Under the CWD Initiative, projects sponsored by RISA, SARP and TRACS include integrated, problem-focused research and the transition of research-to-operations. These projects address the effects of drought on society and economically productive sectors of the US economy and the expressed needs of regional decision makers as they confront the challenges of drought planning, mitigation and efforts to incorporate climate variability over years to decades into their planning processes.

The Initiative focused on funding projects within the following three areas: (1) support cross-RISA team drought projects to build upon and highlight the experience gained throughout the RISA network of researcher-practitioner collaborations; specifically exploring issues of testing drought-focused tools across different regions and/or working across RISA teams on drought issues within a river basin or specified geographic area; (2) identify via a sector-based impacts research effort the economic and social effects of drought (across the US) through methods compatible with the short and long-term data and information needs of policy and decision makers; and (3) meet user requirements for the development of end-stage climate information tailored for specific decision needs associated with operational activities.

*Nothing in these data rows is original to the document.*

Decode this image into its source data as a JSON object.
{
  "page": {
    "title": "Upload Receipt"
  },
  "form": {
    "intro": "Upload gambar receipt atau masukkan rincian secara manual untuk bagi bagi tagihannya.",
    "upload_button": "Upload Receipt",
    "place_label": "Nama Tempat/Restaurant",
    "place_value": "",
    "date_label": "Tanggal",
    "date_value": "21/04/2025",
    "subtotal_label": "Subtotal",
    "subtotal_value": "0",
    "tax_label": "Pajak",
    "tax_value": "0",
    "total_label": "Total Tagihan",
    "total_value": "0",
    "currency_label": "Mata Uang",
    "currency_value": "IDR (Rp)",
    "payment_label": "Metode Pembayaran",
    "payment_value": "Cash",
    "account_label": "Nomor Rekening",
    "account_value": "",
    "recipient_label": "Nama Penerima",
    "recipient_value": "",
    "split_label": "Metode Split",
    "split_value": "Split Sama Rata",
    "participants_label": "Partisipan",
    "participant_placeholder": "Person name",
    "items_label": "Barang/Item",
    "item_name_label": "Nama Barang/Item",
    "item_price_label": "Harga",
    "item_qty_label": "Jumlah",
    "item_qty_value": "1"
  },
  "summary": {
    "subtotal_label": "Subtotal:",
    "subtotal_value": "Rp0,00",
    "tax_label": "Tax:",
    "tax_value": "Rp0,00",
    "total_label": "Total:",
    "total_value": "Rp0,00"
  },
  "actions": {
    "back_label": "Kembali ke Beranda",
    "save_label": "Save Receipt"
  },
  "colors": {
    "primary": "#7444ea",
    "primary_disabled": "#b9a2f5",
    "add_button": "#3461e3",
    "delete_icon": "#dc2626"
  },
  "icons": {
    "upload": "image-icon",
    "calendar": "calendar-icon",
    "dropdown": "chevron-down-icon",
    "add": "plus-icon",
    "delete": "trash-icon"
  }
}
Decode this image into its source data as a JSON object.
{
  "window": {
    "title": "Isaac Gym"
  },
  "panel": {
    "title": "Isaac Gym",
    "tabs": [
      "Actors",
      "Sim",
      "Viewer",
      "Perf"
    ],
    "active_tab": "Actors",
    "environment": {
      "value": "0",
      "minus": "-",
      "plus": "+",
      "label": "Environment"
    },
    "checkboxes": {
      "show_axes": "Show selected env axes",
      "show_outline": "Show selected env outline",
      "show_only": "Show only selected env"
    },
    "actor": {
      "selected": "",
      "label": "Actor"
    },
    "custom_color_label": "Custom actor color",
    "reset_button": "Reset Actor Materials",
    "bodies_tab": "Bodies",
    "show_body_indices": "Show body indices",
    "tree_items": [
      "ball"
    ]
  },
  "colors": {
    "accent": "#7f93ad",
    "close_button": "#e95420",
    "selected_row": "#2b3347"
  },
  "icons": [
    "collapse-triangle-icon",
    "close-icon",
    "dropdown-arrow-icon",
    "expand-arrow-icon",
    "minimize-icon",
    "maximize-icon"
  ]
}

It is expected that research from these projects will provide resources to respond to the challenges of such practical issues as the re-licensing of dams, reservoir management challenges, ecosystem restoration initiatives, and a host of other complex and competing water-resource allocation issues. Research findings are also expected to result in more widespread use of climate information and will be critical to building an end-to-end climate service.

The first of the CWD-funded projects are completing their work and reporting on their results. The presentations included in this AMS session highlight projects funded by all three programs in the first few years of this initiative. These particular presentations were chosen from among over 25 projects already funded to date because they demonstrate the connectivity among the three NOAA programs in addressing “Coping with Drought.” Each of the presenters represents an institution, which has received funding from two or more of the NOAA-member program funders of this initiative.